3) Draw the blinds. We’re blessed with an attic fan and new windows, so we’re pretty well insulated. However, our central air is broken. Boo. During the day we keep all the windows and doors closed and all the blinds and shades drawn. Once it’s cooler outside than it is inside, we open everything up. This cools the house down beautifully if it’s under 100; once it breaks 100 degrees, nothing will cool the house down.

4) Go swimming. Pretty much every day I hit a friend’s pool, the river, the lake, the reservoirs at Cow Mountain, or at the very least the backyard sprinkler. As a result I have crazy swimming hair most of the time. Personal appearance has definitely tanked with the advent of summer – I wear the same running shorts and light tee just about every day.
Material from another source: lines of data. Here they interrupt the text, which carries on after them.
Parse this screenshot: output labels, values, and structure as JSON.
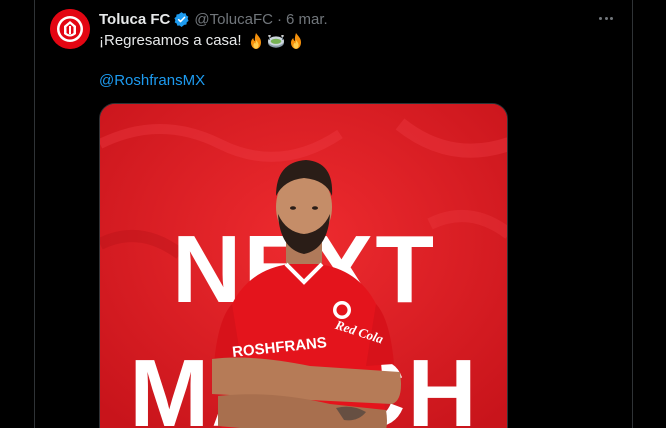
{
  "tweet": {
    "display_name": "Toluca FC",
    "handle": "@TolucaFC",
    "separator": "·",
    "date": "6 mar.",
    "text": "¡Regresamos a casa!",
    "mention": "@RoshfransMX",
    "emojis": [
      "fire-icon",
      "stadium-icon",
      "fire-icon"
    ],
    "verified": true
  },
  "media": {
    "poster_big_text_line1": "NEXT",
    "poster_big_text_line2": "MATCH",
    "jersey_sponsor": "ROSHFRANS",
    "sleeve_sponsor": "Red Cola",
    "background_color": "#e01a22"
  },
  "colors": {
    "background": "#000000",
    "text": "#e7e9ea",
    "secondary": "#71767b",
    "link": "#1d9bf0",
    "brand_red": "#e30613"
  }
}
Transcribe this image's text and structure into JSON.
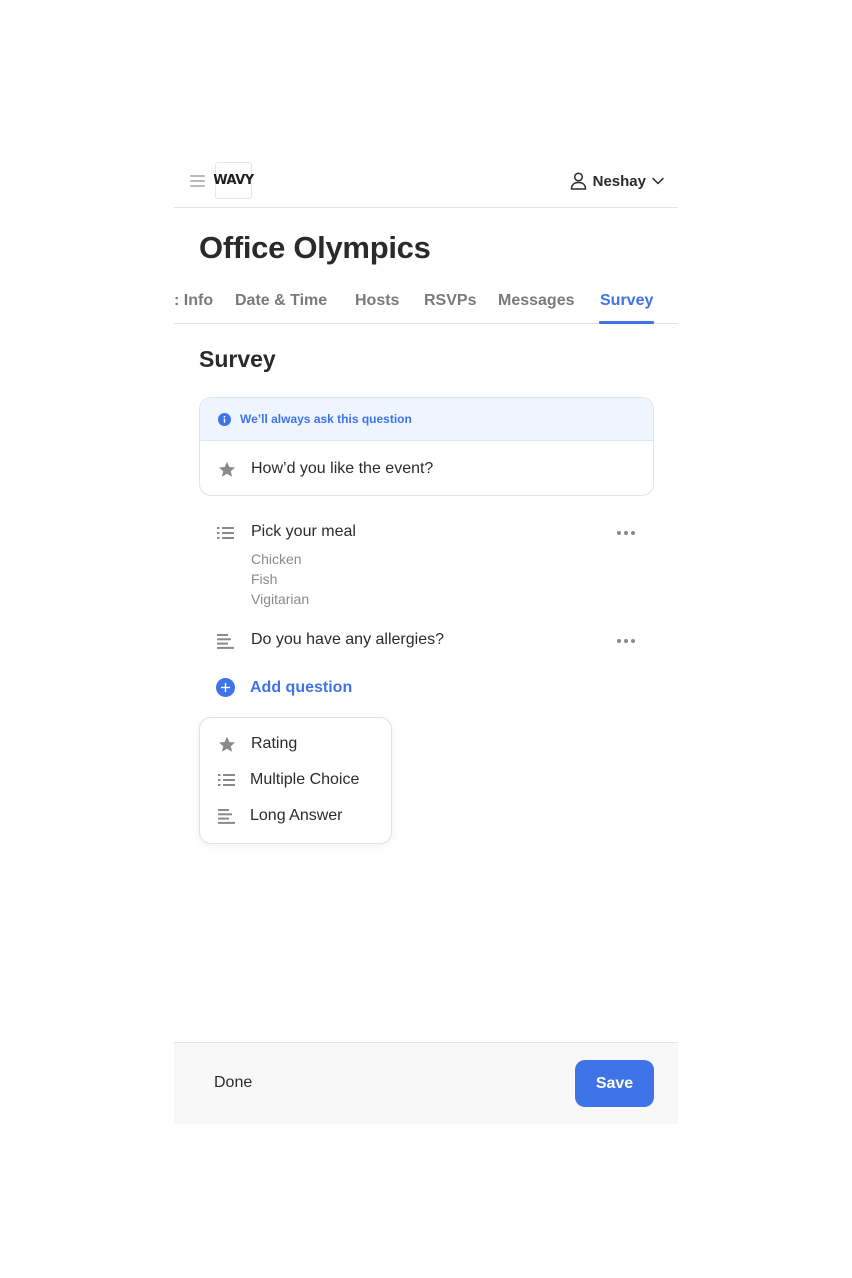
{
  "header": {
    "logo_text": "WAVY",
    "user_name": "Neshay"
  },
  "event": {
    "title": "Office Olympics"
  },
  "tabs": [
    {
      "label": ": Info"
    },
    {
      "label": "Date & Time"
    },
    {
      "label": "Hosts"
    },
    {
      "label": "RSVPs"
    },
    {
      "label": "Messages"
    },
    {
      "label": "Survey",
      "active": true
    }
  ],
  "survey": {
    "title": "Survey",
    "default_banner": "We’ll always ask this question",
    "default_question": "How’d you like the event?",
    "questions": [
      {
        "type": "multiple-choice",
        "text": "Pick your meal",
        "options": [
          "Chicken",
          "Fish",
          "Vigitarian"
        ]
      },
      {
        "type": "long-answer",
        "text": "Do you have any allergies?"
      }
    ],
    "add_label": "Add question",
    "menu": [
      {
        "icon": "star-icon",
        "label": "Rating"
      },
      {
        "icon": "list-icon",
        "label": "Multiple Choice"
      },
      {
        "icon": "lines-icon",
        "label": "Long Answer"
      }
    ]
  },
  "footer": {
    "done_label": "Done",
    "save_label": "Save"
  },
  "colors": {
    "accent": "#3f73e8",
    "banner_bg": "#eef5ff",
    "text": "#2b2b2b",
    "muted": "#8a8a8a"
  }
}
If Carson minds, he hasn’t complained yet!

5) Stay hydrated. Every morning I make several jars of iced tea, which is a more fun way to hydrate than drinking water. We also drink a lot of lemon water and fruit spritzers with sparkling water (and sometimes booze).

6) Give in. I lay on the floor a lot, and watch a lot of Netflix, and hang out with friends by the water. What I try not to do (and sometimes succeed) is complain. After all, what good will it do me?

7) When all else fails, head west. An hour and a half in the car rewards you with a 20-30 degree drop. Plus, the coast is beautiful.

What do you do to stay cool?



Everlasting Spring

I have never experienced such a long spring before. Every time I think the blooms will stop, something else bursts open. The roses are all about to pop, and in the meantime I’ve been enjoying the zillions of dogwoods, lilacs, and Lady Banksia that fill Ukiah’s streets. (Not to mention all the bright orange California poppies and about 20 other plants and trees currently in bloom.)

Jones St dogwoods

Jones street alone has more than a dozen dogwoods.

Gardens Dogwood

So poetic… a rose dogwood on the corner of Gardens and Mendocino.

Oak Park dogwoods

Dogwoods on Oak Park street

Lady Banksia

Ours are relatively small… some of these Lady Banksia cover entire oak trees.

cut Lady Banksia

They lasted surprisingly long inside, and filled the kitchen with a lovely scent.


Aren’t lilacs the most precious flowers? We have a white one in our yard.